It is difficult to pin down the origin of malaria drugs, but a centuries- old legend tells of a boy lost in the jungles of the Bolivian Andes. Suffering from a burning malarial fever and at the point of death, he stumbled across a stagnant pool. When he drank from the pool, the water tasted bitter and he realised that it had been tainted by the bark of a neighbouring tree, known as the quina-quina. The bark was said to be poisonous, but the boy, anxious to quench his thirst, continued drinking. In the following days, the fever abated, the boy grew stronger, and he eventually found his way back to his village.

The bark, dubbed quinine, was brought to Europe in the 17th century, and its active ingredient isolated in 1820. By the 19th century, it had become a valuable commodity, a necessity for any nation that wanted to protect its troops while they conquered tropical countries.

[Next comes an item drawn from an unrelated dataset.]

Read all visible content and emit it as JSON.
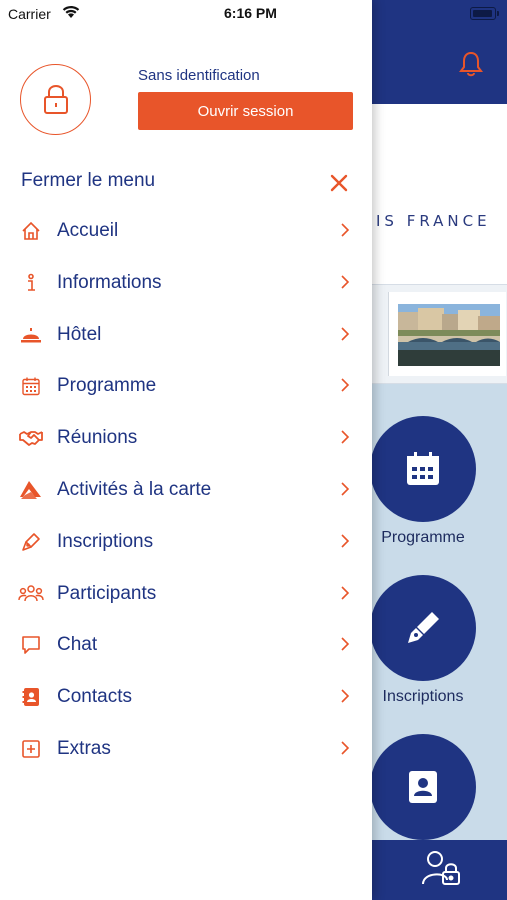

The Dutch planted quina-quina seeds in Java, and by the mid-1800s they dominated quinine production. In order not to be reliant on those countries that controlled these plantations, other nations made various attempts to synthesise artificial quinine. In 1856, the British chemist William Perkin failed to make quinine, inventing aniline purple dye, otherwise known as mauve, instead. But that's another story.

During the First and Second World Wars, chemists came up with various alternatives to quinine, including chloroquine, which is what I am taking today. There is increasing concern, though, that the malaria parasite is becoming resistant to chloroquine and other commonly prescribed drugs.

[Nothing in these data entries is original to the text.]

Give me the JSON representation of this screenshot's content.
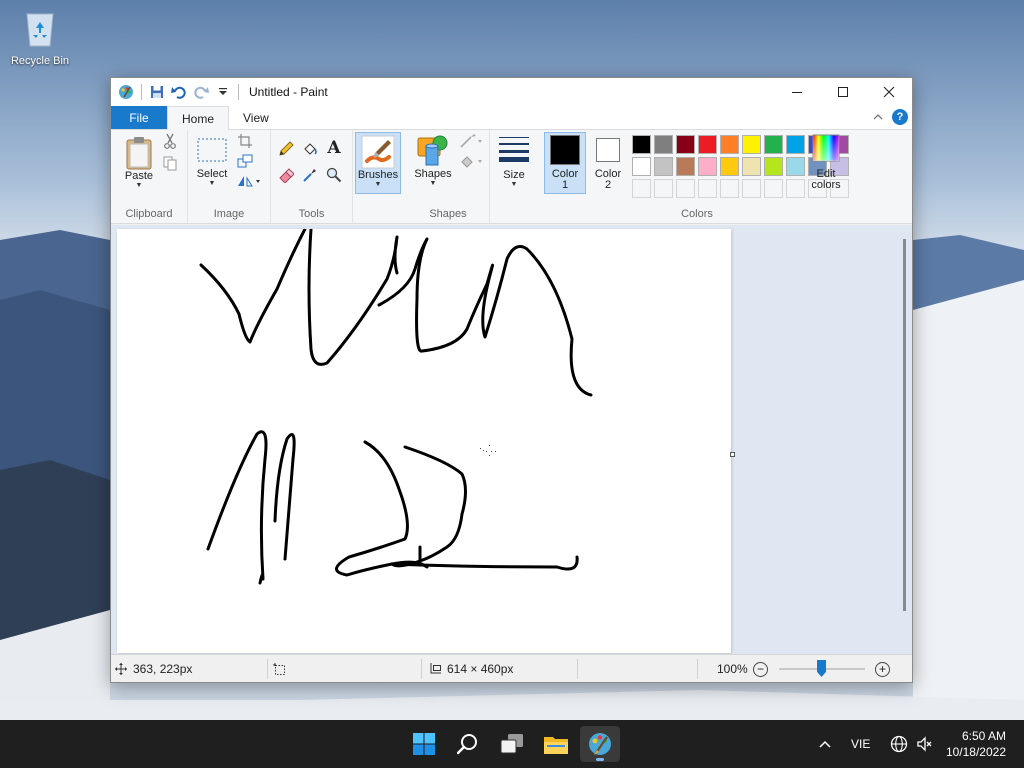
{
  "desktop": {
    "recycle_bin_label": "Recycle Bin"
  },
  "window": {
    "title": "Untitled - Paint",
    "tabs": {
      "file": "File",
      "home": "Home",
      "view": "View"
    },
    "help_label": "?"
  },
  "ribbon": {
    "clipboard": {
      "group_label": "Clipboard",
      "paste_label": "Paste"
    },
    "image": {
      "group_label": "Image",
      "select_label": "Select"
    },
    "tools": {
      "group_label": "Tools",
      "text_tool_label": "A"
    },
    "brushes": {
      "label": "Brushes"
    },
    "shapes": {
      "group_label": "Shapes",
      "shapes_label": "Shapes"
    },
    "size": {
      "label": "Size"
    },
    "colors": {
      "group_label": "Colors",
      "color1_label": "Color",
      "color1_num": "1",
      "color2_label": "Color",
      "color2_num": "2",
      "color1_value": "#000000",
      "color2_value": "#ffffff",
      "edit_colors_label_1": "Edit",
      "edit_colors_label_2": "colors",
      "palette_row1": [
        "#000000",
        "#7f7f7f",
        "#880015",
        "#ed1c24",
        "#ff7f27",
        "#fff200",
        "#22b14c",
        "#00a2e8",
        "#3f48cc",
        "#a349a4"
      ],
      "palette_row2": [
        "#ffffff",
        "#c3c3c3",
        "#b97a57",
        "#ffaec9",
        "#ffc90e",
        "#efe4b0",
        "#b5e61d",
        "#99d9ea",
        "#7092be",
        "#c8bfe7"
      ]
    }
  },
  "status": {
    "cursor_position": "363, 223px",
    "image_size": "614 × 460px",
    "zoom": "100%"
  },
  "taskbar": {
    "language": "VIE",
    "time": "6:50 AM",
    "date": "10/18/2022"
  },
  "colors": {
    "accent": "#1979ca",
    "taskbar_bg": "#1f1f1f"
  }
}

A concerted effort is now being made to find new drugs, and one of the best candidates seems to be qing hao su, derived from the sweet wormwood plant of China.

Malaria is caused by a parasite, injected by mosquitoes into humans. The parasite lives in our red blood cells, where it digests the haemoglobin. Qing hao su kills the parasite by disrupting its digestive system. In China the drug has been used to treat malaria for more than 2,000 years - perhaps its effects were discovered during a serendipitous event similar to the one that revealed the effects of quinine.

Western doctors now use qing hao su to treat malaria, and they hope to employ it as a preventative drug. Rather than prescribing it on its own, however, they would try to combine it with another new drug, Malarone.

The theory is that a strain of malaria parasites which is resistant to qing hao su would be killed by Malarone and vice versa, making it inordinately harder for the parasites to become resistant to the combination of drugs.

Simon Singh is the author of `Fermat's Last Theorem' (Fourth Estate, pounds 6.99)